A study published this summer in the Journal of Student Affairs Research and Practice found that first-year students in traditional dorm rooms had higher GPAs than those living in on-campus apartment-style housing.
The needs of Native American students are too often overlooked in all phases of higher education— including the admission process, according to a recent research project from the American Indian College Fund.
“(I)nvisibility is in essence the modern form of racism used against Native Americans…when a student is invisible, his or her academic needs are not met,” according to a recent executive brief produced by the College Fund, the largest US charity supporting Native student access to higher education.
As a result, many Native students are dissuaded from considering postsecondary education. And when American Indian students do try to access higher ed, they often are left feeling unwelcome and alone. Sometimes, they are even the target of hostility, as was the case in May 2018 when two brothers from the Mohawk Nation were removed from a Colorado State University campus tour after a mother on the tour became suspicious of their motives.
“Counseling Applicants and Families Amidst a Scandal” explores the messages unintentionally sent by the Varsity Blues bribery scandal. It also looks at ways to assuage the worries students have about getting into college.

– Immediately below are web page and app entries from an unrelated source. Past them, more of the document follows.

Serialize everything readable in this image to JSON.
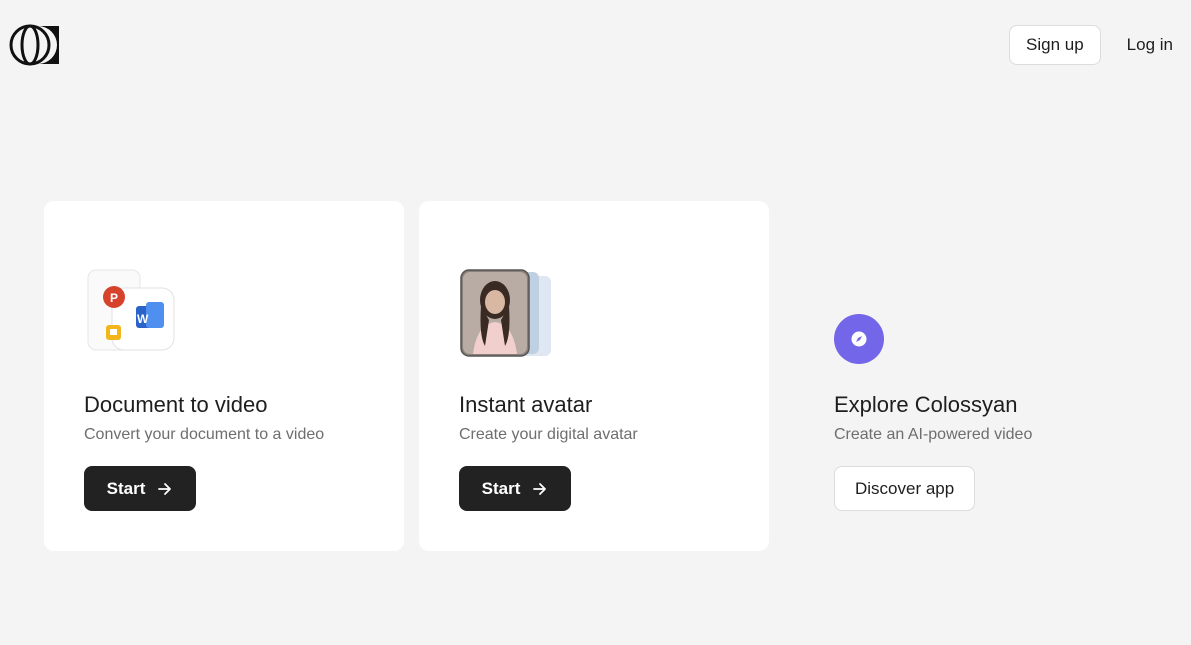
{
  "header": {
    "signup_label": "Sign up",
    "login_label": "Log in"
  },
  "cards": [
    {
      "title": "Document to video",
      "subtitle": "Convert your document to a video",
      "button_label": "Start",
      "icon": "document-apps-icon"
    },
    {
      "title": "Instant avatar",
      "subtitle": "Create your digital avatar",
      "button_label": "Start",
      "icon": "avatar-photo-icon"
    },
    {
      "title": "Explore Colossyan",
      "subtitle": "Create an AI-powered video",
      "button_label": "Discover app",
      "icon": "compass-icon"
    }
  ],
  "colors": {
    "background": "#f4f4f4",
    "dark_button": "#222222",
    "accent_purple": "#7466e8"
  }
}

I recently had the opportunity to represent NACAC at the National Conference on Race and Ethnicity in American Higher Education (NCORE). Since 1988, this annual conference has served as the premier forum for members of the higher education community to discuss and work to create college campuses that are more equitable, accessible, and anti-racist.
NCORE was an incredibly valuable professional development opportunity. My participation in this conference helped affirm the importance of some of the work already underway at NACAC and sparked ideas for new avenues for advocacy. Here are some of the things that have kept me thinking in the weeks that have passed since the conference concluded.
When I learned of the National Conference on Race and Ethnicity in American Higher Education (NCORE) in 2011, I immediately decided to go. There, I was amazed to see various departments such as academic affairs, multicultural affairs, housing, and development represented. However, I saw very few people from college admission counseling and enrollment management.
By 2014, I decided to do something to change that. That year, I founded NCORE’s Enrollment Management Professionals Caucus (EMPC) — a convening of faculty and staff who work with students at the intersection of high school and higher education and/or help to manage enrollment at colleges and universities, including those who work in admission, financial aid, registrar, and college counseling, among other departments.
Celebrating our members and their accomplishments is a highlight of our work at NACAC. From receiving awards to landing new jobs, NACAC members gave us a lot to cheer for in the second quarter of 2019.
Undocumented status can add an additional challenge into the already complex college application process.
“For undocumented students, there are so many barriers to pursuing higher education: an unstable political climate, a lack of clarity around university policies, the cost of attendance and less access to financial aid, and concerns about travel and safety, to name a few,” said Jessica Ch’ng, senior assistant director, multicultural recruitment at the Massachusetts Institute of Technology.
To work toward breaking down these barriers, Ch’ng used a NACAC Imagine Fund grant.
We’ll be broadcasting via Facebook Live on Tuesday, July 9 with Brian Coleman, this year’s Guiding the Way to Inclusion keynote speaker.
An eloquent and enthusiastic advocate for college counseling, Coleman is a school counselor and counseling department chair at Jones College Prep in Chicago, IL. He was named the 2019 School Counselor of the Year and was also this year’s recipient of the Upstander Award from the Human Rights Campaign Foundation.